But I'm wondering lately if the hard things are actually maybe more than something to handle or to get through. Maybe the hard stuff is actually the good stuff. Think about it. If you've ever tried any kind of exercise that requires you to hold a position for a period of time, most likely you've started to shake at some point. If you've tried to lift heavier weight, the repetitions get harder towards the end. The further you run, the harder the miles become. Any trainer would tell you, that's when the good stuff happens. When the exercise becomes the hardest, the muscle you're working to build is actually getting stronger.  

Consider the perspective that this also is true in life.

  • Managers lean into hard conversations with employees and  grow leadership capacity
  • Leaving a comfortable job and moving into a challenging new one develops new skills
  • Feedback from a disappointed client results in learnings that improve process or service
  • A health crisis strengthens family communication and relationships
  • Taking on more than we can handle teaches us valuable lessons about the importance of boundaries

Grow, develop, improve, strengthen, learn.

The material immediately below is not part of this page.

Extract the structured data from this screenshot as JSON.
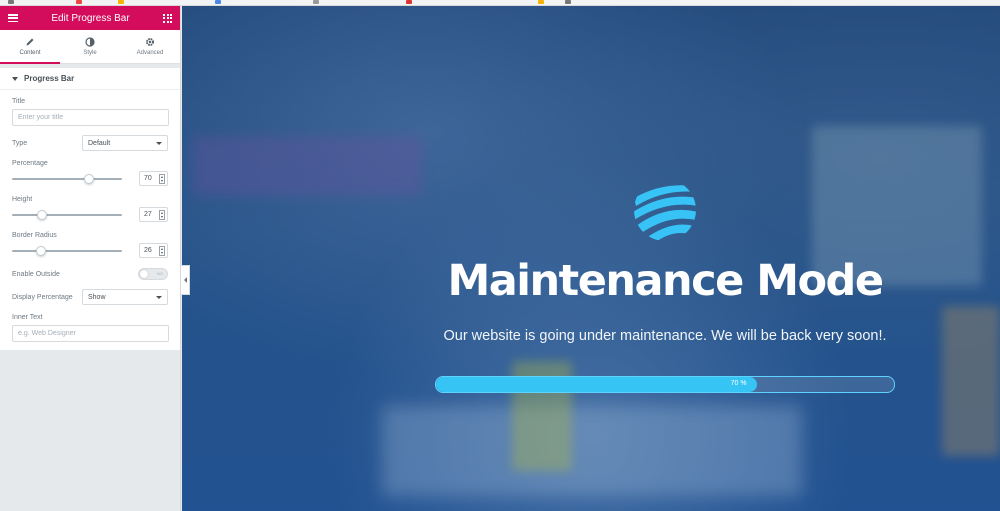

The good stuff. Just like a muscle, we are built and changed as a result of dealing with what is hard. 

In my own experience, searching for what's good makes the work feel a bit less heavy. When we only see what is difficult, our thoughts stay in the negative and whatever we're dealing with feels harder. When our perspective shifts to finding a way to grow or learn, we suddenly relish the challenge. We might even say, "Bring it on!" if we're feeling especially courageous.

If you need a reminder prompt or a way to reflect on your situation through the lens of growth and learning, I've created a helpful worksheet for just that purpose. Print it out, post it and ask yourself these questions when you're feeling the weight of a challenge.

You've got this. Hold the pose a second or two longer. Lean in a little bit further. Practice saying no sometimes. Take the road less traveled rather than the easy path. Ask for help when the going gets too tough alone. And by all means, rest along the way.

Everyone wants to live on top of the mountain, but all the happiness and all the growth occur while you’re climbing it.
— Andy Rooney